Source material Start Marker

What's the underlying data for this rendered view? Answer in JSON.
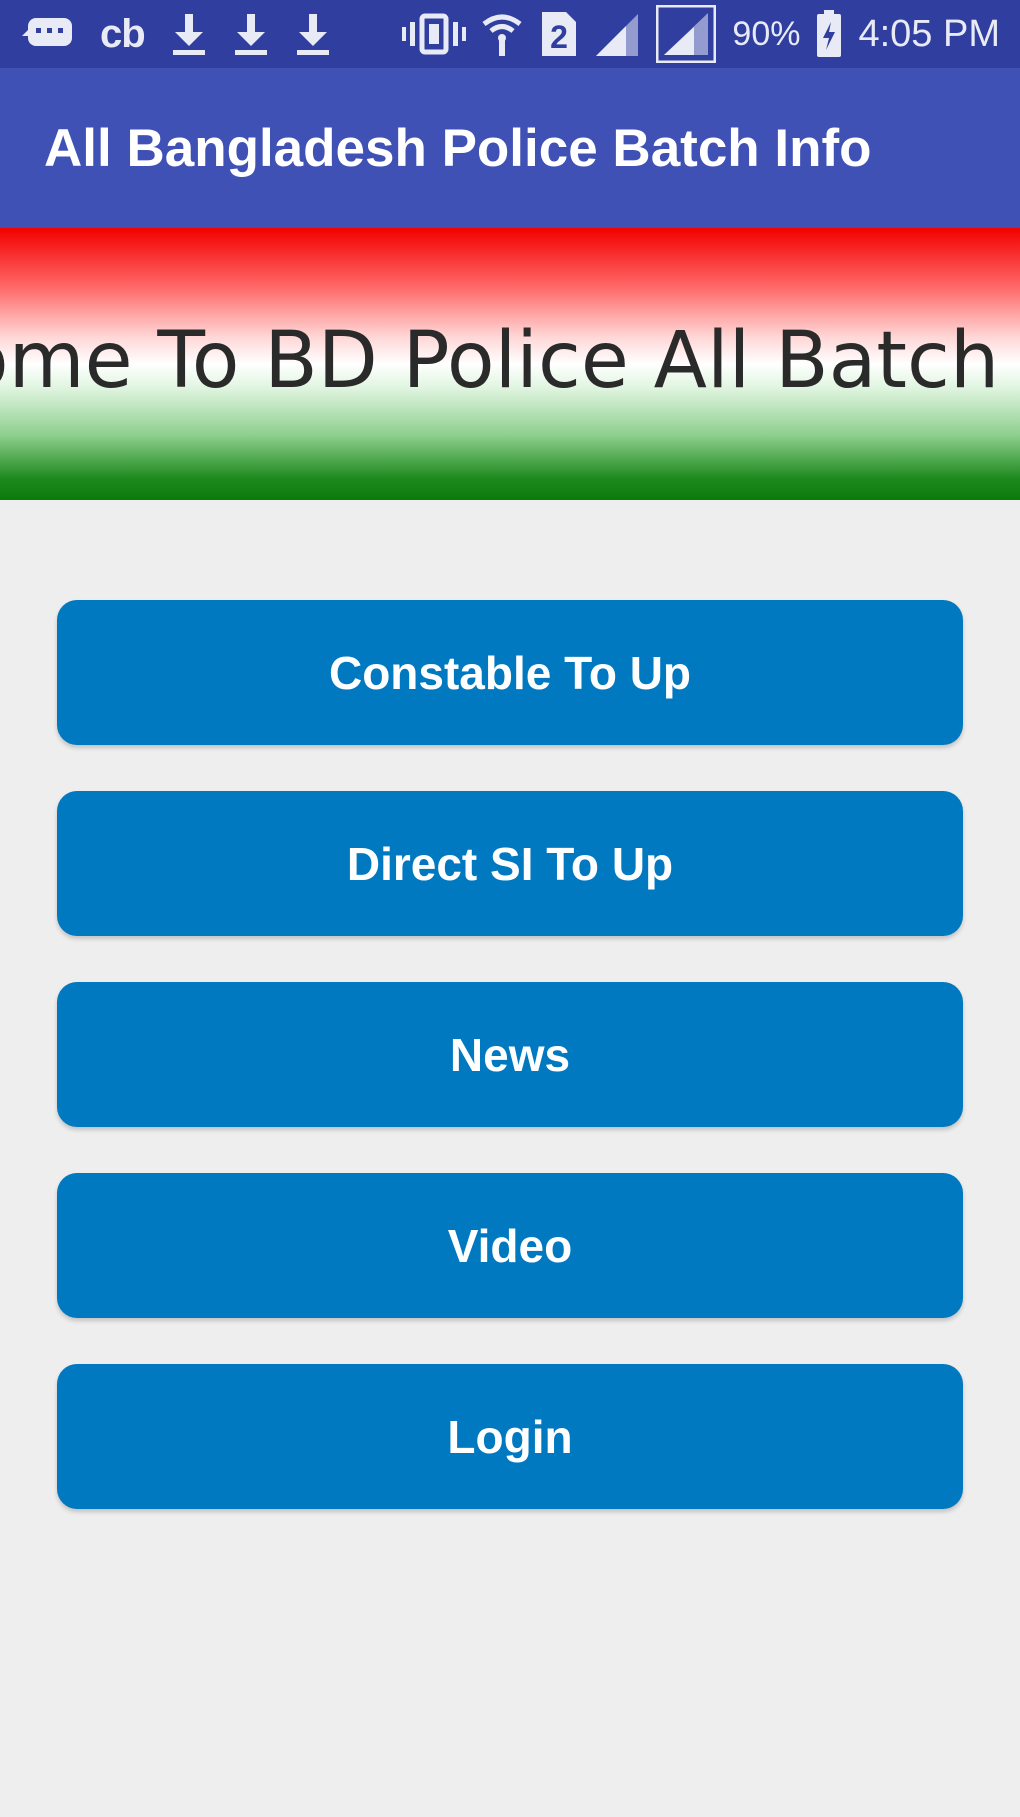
{
  "status_bar": {
    "carrier_label": "cb",
    "sim_badge": "2",
    "battery": "90%",
    "time": "4:05 PM"
  },
  "app_bar": {
    "title": "All Bangladesh Police Batch Info"
  },
  "banner": {
    "text": "come To BD Police All Batch"
  },
  "menu": {
    "buttons": [
      {
        "label": "Constable To Up"
      },
      {
        "label": "Direct SI To Up"
      },
      {
        "label": "News"
      },
      {
        "label": "Video"
      },
      {
        "label": "Login"
      }
    ]
  },
  "colors": {
    "status_bar": "#303f9f",
    "app_bar": "#3f51b5",
    "button": "#0079c1",
    "background": "#eeeeee"
  }
}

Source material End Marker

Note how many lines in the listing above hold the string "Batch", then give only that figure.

▶ **Answer to this task**:
2